*Task to complete:*
Below are the records; copy out every line that holds the word "JSON".

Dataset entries
--- START ---

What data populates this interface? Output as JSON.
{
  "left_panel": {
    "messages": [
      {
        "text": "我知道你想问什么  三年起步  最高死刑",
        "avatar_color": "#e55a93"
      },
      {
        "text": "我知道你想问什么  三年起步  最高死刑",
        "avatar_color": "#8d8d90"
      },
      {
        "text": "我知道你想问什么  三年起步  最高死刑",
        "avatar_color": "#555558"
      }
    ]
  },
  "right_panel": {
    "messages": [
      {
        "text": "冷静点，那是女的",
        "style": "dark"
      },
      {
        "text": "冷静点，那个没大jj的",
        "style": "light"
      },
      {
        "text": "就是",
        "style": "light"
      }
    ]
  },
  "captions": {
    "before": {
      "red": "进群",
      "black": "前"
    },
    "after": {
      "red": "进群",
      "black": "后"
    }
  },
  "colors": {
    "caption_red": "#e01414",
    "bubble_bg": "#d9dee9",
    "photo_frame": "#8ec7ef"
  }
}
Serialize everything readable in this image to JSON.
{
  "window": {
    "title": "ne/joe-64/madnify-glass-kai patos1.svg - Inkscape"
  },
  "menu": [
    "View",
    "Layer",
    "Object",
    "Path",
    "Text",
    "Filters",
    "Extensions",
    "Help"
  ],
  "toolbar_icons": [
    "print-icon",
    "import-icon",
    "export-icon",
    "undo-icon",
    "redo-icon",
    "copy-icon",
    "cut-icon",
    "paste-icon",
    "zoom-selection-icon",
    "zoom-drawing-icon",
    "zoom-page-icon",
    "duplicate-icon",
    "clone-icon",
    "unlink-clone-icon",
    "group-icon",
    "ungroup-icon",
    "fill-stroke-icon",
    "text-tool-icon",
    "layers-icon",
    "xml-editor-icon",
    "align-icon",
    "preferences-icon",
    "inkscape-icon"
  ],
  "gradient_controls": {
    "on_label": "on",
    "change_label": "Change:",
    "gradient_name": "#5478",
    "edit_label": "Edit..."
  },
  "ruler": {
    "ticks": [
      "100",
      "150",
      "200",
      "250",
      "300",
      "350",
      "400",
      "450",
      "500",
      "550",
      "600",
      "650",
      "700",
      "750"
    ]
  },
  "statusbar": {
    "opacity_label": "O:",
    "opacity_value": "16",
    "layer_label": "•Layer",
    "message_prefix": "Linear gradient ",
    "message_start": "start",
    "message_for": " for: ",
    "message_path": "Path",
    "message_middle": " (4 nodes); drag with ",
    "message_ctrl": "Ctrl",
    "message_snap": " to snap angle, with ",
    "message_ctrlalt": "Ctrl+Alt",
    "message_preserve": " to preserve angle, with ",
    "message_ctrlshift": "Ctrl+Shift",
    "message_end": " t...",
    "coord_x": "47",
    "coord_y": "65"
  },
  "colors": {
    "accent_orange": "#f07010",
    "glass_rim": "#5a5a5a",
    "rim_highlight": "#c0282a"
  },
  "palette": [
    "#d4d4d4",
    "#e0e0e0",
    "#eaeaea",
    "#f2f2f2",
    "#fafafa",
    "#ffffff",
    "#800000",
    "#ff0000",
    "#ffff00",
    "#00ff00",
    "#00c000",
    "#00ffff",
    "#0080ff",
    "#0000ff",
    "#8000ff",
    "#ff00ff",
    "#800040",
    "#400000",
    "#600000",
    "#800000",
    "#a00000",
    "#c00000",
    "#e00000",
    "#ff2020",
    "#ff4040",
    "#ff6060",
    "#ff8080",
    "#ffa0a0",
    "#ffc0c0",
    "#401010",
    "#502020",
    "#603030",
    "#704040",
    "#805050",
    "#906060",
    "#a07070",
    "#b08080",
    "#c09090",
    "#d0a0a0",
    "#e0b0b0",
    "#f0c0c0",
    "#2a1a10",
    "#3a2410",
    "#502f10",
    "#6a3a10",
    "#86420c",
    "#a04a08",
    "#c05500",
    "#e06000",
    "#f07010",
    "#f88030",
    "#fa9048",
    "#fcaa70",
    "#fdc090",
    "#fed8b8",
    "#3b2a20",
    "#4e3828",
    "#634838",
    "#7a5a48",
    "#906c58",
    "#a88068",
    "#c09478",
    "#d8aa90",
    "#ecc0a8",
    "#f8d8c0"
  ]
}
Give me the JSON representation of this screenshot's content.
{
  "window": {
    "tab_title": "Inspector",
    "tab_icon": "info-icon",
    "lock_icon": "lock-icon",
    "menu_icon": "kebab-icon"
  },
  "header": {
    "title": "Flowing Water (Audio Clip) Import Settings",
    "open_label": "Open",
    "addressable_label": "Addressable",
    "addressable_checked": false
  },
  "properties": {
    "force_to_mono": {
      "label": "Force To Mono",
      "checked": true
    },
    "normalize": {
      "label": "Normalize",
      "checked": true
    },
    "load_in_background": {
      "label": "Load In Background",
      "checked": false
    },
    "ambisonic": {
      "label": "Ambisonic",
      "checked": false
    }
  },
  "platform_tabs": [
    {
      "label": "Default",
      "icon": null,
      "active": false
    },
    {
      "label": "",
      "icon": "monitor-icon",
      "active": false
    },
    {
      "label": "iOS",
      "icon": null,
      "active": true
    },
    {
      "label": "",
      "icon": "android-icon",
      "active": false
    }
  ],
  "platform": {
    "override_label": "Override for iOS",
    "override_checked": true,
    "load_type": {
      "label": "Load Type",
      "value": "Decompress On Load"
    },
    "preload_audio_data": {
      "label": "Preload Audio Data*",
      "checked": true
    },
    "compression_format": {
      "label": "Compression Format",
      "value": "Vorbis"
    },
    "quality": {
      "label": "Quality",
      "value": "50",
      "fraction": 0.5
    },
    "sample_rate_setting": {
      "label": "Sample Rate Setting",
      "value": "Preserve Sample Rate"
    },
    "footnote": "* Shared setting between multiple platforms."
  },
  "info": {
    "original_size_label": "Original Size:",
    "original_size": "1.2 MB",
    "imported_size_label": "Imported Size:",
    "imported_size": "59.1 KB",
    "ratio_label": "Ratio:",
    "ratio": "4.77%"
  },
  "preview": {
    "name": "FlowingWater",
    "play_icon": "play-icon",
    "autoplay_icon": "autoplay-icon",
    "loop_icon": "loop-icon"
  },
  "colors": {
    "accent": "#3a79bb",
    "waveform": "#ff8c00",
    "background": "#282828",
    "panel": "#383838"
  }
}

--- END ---

*Your response:*
What data populates this interface? Output as JSON.
Serialize everything readable in this image to JSON.
Give me the JSON representation of this screenshot's content.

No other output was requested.